On Sunday Pastor Josh began a new preaching series from the book of Acts. Giving reasons for why we will start with the first verse of the first chapter and finish with the last verse of the last chapter, Pastor Josh stated that we open God’s Word and systematically walk through it because of these core convictions:
1. The Centrality of the Pulpit: we believe the church is built on the preaching of God’s Word. The pulpit is central because the Word is central because Jesus is central in the Word.
2. Expositional Preaching: the point of the text is the point of the message.
3. Verse by Verse Preaching: we preach God’s agenda and not our own. The Bible determines what we preach.
The point of this post is to focus on the first of these core convictions, the centrality of the pulpit.
The centrality of the pulpit, as Pastor Josh indicated, is not about the man who is speaking, but rather the message from God delivered by sinful yet qualified men as mediators of that gospel message. Ultimately, preaching is worship and is a sacred service from servants of God aiming at His being glorified among His people and His world.
The conviction that the pulpit is central hinges on the conviction that preaching is worship, and that reality springs forth from the Scriptures itself: “In the beginning was the Word, and the Word was with God, and the Word was God…And the Word became flesh and dwelt among us, and we have seen his glory, glory as of the only Son from the Father, full of grace and truth (John 1:1 & 1:14).” Jesus is the Word. We preach Christ when we preach the Word. And when we preach the Word it is worship because we see His glory, full of grace and truth. This is why the pulpit is central, the most important thing we do all week together as a faith family.
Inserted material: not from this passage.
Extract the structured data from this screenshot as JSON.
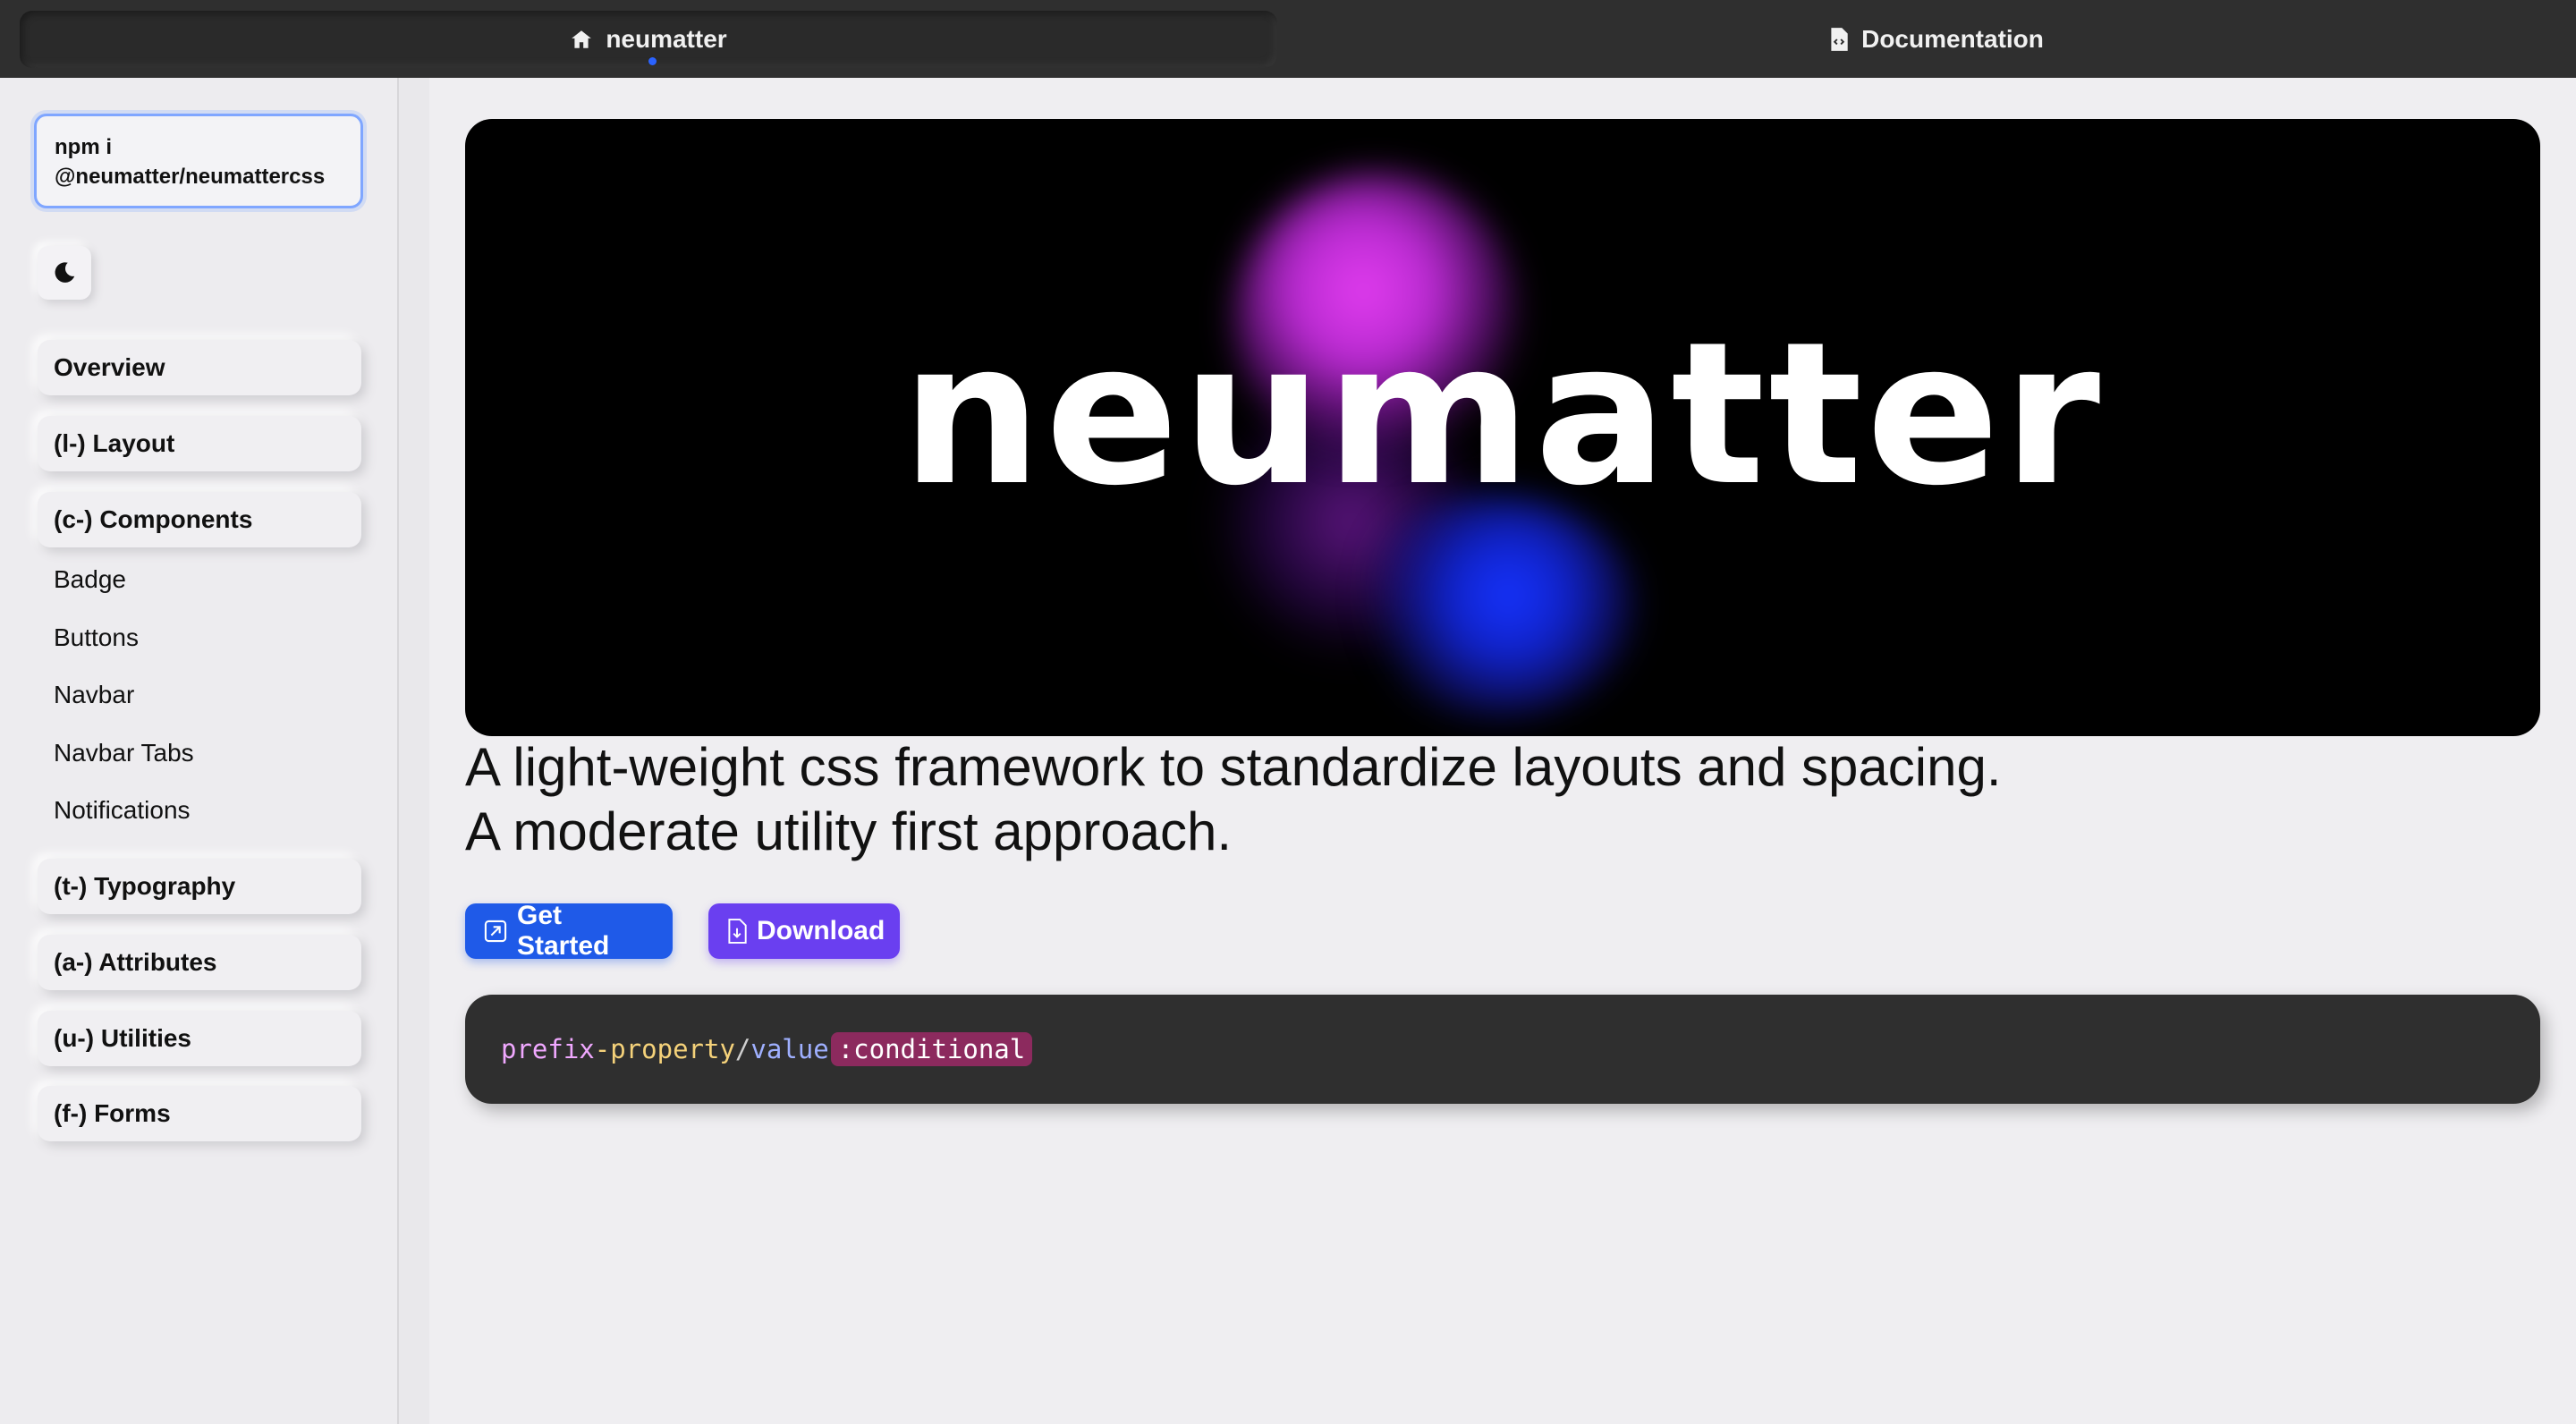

Luke, the author of Acts, records that Jesus commenced His ministry in the power of the Spirit by teaching in the “synagogues, being glorified by all (Luke 4:14-15).” He then went to Nazareth, reading from Isaiah, then preaching Himself as the fulfillment and truth of that text, and people marveled (Luke 4:16-22). The pulpit is central in the life of our church because proclaiming the Scriptures and explaining them was at the center of Christ’s ministry. Jesus inaugurated His ministry and continued His ministry by preaching because this was the very mission His Father had sent Him to do, and that He in turn charged His disciples with: “As the Father has sent me, even so I am sending you (John 20:21b).” What were Jesus and then His disciples sent out to do? They were to go in authority to all nations making disciples by baptizing and “teaching them to observe all that I have commanded you (Matthew 28:20a).” The pulpit is central because, in obedience to this passage, we proclaim week by week all that the triune God, through the Word, has commanded us.
Preaching (the pulpit) is central at Lake Murray Baptist because we follow the example of our Savior, proclaim our Savior, and worship our Savior as we gather weekly around the Word to glorify and marvel at our Redeemer.